Write out the data below in full, please. Keep every character as given.

BEGIN EXERCISE MATERIALS

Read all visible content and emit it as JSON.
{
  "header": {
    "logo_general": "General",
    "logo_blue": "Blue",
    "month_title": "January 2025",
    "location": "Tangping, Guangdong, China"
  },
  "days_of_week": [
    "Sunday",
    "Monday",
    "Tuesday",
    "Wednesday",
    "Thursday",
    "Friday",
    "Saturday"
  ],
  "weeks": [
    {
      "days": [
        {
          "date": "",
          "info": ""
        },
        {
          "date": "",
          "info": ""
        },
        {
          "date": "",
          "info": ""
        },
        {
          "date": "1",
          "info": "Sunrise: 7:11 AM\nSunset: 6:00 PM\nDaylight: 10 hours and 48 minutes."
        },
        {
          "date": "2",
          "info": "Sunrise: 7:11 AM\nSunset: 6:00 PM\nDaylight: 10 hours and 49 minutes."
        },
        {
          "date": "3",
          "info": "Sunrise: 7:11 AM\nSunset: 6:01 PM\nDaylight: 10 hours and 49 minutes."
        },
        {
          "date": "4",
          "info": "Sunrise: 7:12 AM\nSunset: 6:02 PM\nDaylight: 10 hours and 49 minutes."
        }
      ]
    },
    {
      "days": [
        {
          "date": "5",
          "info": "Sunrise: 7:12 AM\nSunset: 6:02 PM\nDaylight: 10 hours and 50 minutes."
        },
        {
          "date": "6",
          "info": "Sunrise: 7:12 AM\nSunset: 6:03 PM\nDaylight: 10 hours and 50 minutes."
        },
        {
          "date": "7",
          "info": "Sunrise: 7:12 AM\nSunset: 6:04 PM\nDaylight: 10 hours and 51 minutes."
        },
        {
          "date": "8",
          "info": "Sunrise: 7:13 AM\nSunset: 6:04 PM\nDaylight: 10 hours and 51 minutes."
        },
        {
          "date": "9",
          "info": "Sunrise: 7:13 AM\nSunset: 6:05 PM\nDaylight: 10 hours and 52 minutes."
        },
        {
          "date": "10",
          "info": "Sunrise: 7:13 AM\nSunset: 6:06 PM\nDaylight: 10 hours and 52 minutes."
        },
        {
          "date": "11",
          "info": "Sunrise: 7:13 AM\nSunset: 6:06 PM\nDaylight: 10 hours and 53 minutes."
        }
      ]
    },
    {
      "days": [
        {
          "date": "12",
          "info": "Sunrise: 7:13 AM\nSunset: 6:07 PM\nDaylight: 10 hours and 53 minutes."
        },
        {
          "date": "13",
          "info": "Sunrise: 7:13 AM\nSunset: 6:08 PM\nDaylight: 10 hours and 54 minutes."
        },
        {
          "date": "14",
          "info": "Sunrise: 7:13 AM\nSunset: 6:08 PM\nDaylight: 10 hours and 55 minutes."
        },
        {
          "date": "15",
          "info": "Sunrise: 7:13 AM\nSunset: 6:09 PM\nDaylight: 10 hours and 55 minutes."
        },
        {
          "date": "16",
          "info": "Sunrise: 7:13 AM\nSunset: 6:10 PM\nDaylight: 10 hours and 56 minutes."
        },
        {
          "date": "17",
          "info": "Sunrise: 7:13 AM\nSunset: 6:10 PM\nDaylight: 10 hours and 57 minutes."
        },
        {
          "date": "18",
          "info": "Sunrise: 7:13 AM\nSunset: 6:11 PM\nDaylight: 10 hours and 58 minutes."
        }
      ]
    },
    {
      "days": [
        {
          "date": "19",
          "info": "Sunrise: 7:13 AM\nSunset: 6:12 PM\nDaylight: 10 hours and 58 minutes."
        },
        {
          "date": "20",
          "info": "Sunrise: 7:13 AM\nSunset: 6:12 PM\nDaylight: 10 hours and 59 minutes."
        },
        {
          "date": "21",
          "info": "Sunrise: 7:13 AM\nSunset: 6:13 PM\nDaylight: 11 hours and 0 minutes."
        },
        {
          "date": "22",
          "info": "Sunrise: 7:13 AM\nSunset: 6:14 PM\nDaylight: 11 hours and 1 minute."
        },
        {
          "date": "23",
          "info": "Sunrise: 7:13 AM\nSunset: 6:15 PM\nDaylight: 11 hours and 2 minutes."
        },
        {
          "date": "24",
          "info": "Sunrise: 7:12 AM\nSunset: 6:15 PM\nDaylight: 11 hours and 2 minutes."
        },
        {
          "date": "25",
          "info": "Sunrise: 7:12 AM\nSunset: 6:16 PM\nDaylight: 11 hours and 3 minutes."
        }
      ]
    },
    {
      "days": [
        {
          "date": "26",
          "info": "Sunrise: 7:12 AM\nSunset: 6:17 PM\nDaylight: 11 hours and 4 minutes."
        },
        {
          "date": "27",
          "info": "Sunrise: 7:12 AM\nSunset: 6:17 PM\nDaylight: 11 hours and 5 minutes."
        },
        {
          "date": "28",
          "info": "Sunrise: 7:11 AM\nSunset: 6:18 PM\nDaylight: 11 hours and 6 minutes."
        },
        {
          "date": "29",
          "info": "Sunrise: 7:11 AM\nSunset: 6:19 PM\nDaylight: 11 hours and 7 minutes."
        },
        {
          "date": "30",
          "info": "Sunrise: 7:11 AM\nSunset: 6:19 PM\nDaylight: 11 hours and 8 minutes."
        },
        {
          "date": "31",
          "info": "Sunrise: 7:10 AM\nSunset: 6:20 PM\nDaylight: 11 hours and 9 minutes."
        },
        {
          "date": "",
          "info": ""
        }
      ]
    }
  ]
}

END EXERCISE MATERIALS

REPLY TO THE TASK:
Read all visible content and emit it as JSON.
{
  "header": {
    "logo_general": "General",
    "logo_blue": "Blue",
    "month_title": "January 2025",
    "location": "Tangping, Guangdong, China"
  },
  "days_of_week": [
    "Sunday",
    "Monday",
    "Tuesday",
    "Wednesday",
    "Thursday",
    "Friday",
    "Saturday"
  ],
  "weeks": [
    {
      "days": [
        {
          "date": "",
          "info": ""
        },
        {
          "date": "",
          "info": ""
        },
        {
          "date": "",
          "info": ""
        },
        {
          "date": "1",
          "info": "Sunrise: 7:11 AM\nSunset: 6:00 PM\nDaylight: 10 hours and 48 minutes."
        },
        {
          "date": "2",
          "info": "Sunrise: 7:11 AM\nSunset: 6:00 PM\nDaylight: 10 hours and 49 minutes."
        },
        {
          "date": "3",
          "info": "Sunrise: 7:11 AM\nSunset: 6:01 PM\nDaylight: 10 hours and 49 minutes."
        },
        {
          "date": "4",
          "info": "Sunrise: 7:12 AM\nSunset: 6:02 PM\nDaylight: 10 hours and 49 minutes."
        }
      ]
    },
    {
      "days": [
        {
          "date": "5",
          "info": "Sunrise: 7:12 AM\nSunset: 6:02 PM\nDaylight: 10 hours and 50 minutes."
        },
        {
          "date": "6",
          "info": "Sunrise: 7:12 AM\nSunset: 6:03 PM\nDaylight: 10 hours and 50 minutes."
        },
        {
          "date": "7",
          "info": "Sunrise: 7:12 AM\nSunset: 6:04 PM\nDaylight: 10 hours and 51 minutes."
        },
        {
          "date": "8",
          "info": "Sunrise: 7:13 AM\nSunset: 6:04 PM\nDaylight: 10 hours and 51 minutes."
        },
        {
          "date": "9",
          "info": "Sunrise: 7:13 AM\nSunset: 6:05 PM\nDaylight: 10 hours and 52 minutes."
        },
        {
          "date": "10",
          "info": "Sunrise: 7:13 AM\nSunset: 6:06 PM\nDaylight: 10 hours and 52 minutes."
        },
        {
          "date": "11",
          "info": "Sunrise: 7:13 AM\nSunset: 6:06 PM\nDaylight: 10 hours and 53 minutes."
        }
      ]
    },
    {
      "days": [
        {
          "date": "12",
          "info": "Sunrise: 7:13 AM\nSunset: 6:07 PM\nDaylight: 10 hours and 53 minutes."
        },
        {
          "date": "13",
          "info": "Sunrise: 7:13 AM\nSunset: 6:08 PM\nDaylight: 10 hours and 54 minutes."
        },
        {
          "date": "14",
          "info": "Sunrise: 7:13 AM\nSunset: 6:08 PM\nDaylight: 10 hours and 55 minutes."
        },
        {
          "date": "15",
          "info": "Sunrise: 7:13 AM\nSunset: 6:09 PM\nDaylight: 10 hours and 55 minutes."
        },
        {
          "date": "16",
          "info": "Sunrise: 7:13 AM\nSunset: 6:10 PM\nDaylight: 10 hours and 56 minutes."
        },
        {
          "date": "17",
          "info": "Sunrise: 7:13 AM\nSunset: 6:10 PM\nDaylight: 10 hours and 57 minutes."
        },
        {
          "date": "18",
          "info": "Sunrise: 7:13 AM\nSunset: 6:11 PM\nDaylight: 10 hours and 58 minutes."
        }
      ]
    },
    {
      "days": [
        {
          "date": "19",
          "info": "Sunrise: 7:13 AM\nSunset: 6:12 PM\nDaylight: 10 hours and 58 minutes."
        },
        {
          "date": "20",
          "info": "Sunrise: 7:13 AM\nSunset: 6:12 PM\nDaylight: 10 hours and 59 minutes."
        },
        {
          "date": "21",
          "info": "Sunrise: 7:13 AM\nSunset: 6:13 PM\nDaylight: 11 hours and 0 minutes."
        },
        {
          "date": "22",
          "info": "Sunrise: 7:13 AM\nSunset: 6:14 PM\nDaylight: 11 hours and 1 minute."
        },
        {
          "date": "23",
          "info": "Sunrise: 7:13 AM\nSunset: 6:15 PM\nDaylight: 11 hours and 2 minutes."
        },
        {
          "date": "24",
          "info": "Sunrise: 7:12 AM\nSunset: 6:15 PM\nDaylight: 11 hours and 2 minutes."
        },
        {
          "date": "25",
          "info": "Sunrise: 7:12 AM\nSunset: 6:16 PM\nDaylight: 11 hours and 3 minutes."
        }
      ]
    },
    {
      "days": [
        {
          "date": "26",
          "info": "Sunrise: 7:12 AM\nSunset: 6:17 PM\nDaylight: 11 hours and 4 minutes."
        },
        {
          "date": "27",
          "info": "Sunrise: 7:12 AM\nSunset: 6:17 PM\nDaylight: 11 hours and 5 minutes."
        },
        {
          "date": "28",
          "info": "Sunrise: 7:11 AM\nSunset: 6:18 PM\nDaylight: 11 hours and 6 minutes."
        },
        {
          "date": "29",
          "info": "Sunrise: 7:11 AM\nSunset: 6:19 PM\nDaylight: 11 hours and 7 minutes."
        },
        {
          "date": "30",
          "info": "Sunrise: 7:11 AM\nSunset: 6:19 PM\nDaylight: 11 hours and 8 minutes."
        },
        {
          "date": "31",
          "info": "Sunrise: 7:10 AM\nSunset: 6:20 PM\nDaylight: 11 hours and 9 minutes."
        },
        {
          "date": "",
          "info": ""
        }
      ]
    }
  ]
}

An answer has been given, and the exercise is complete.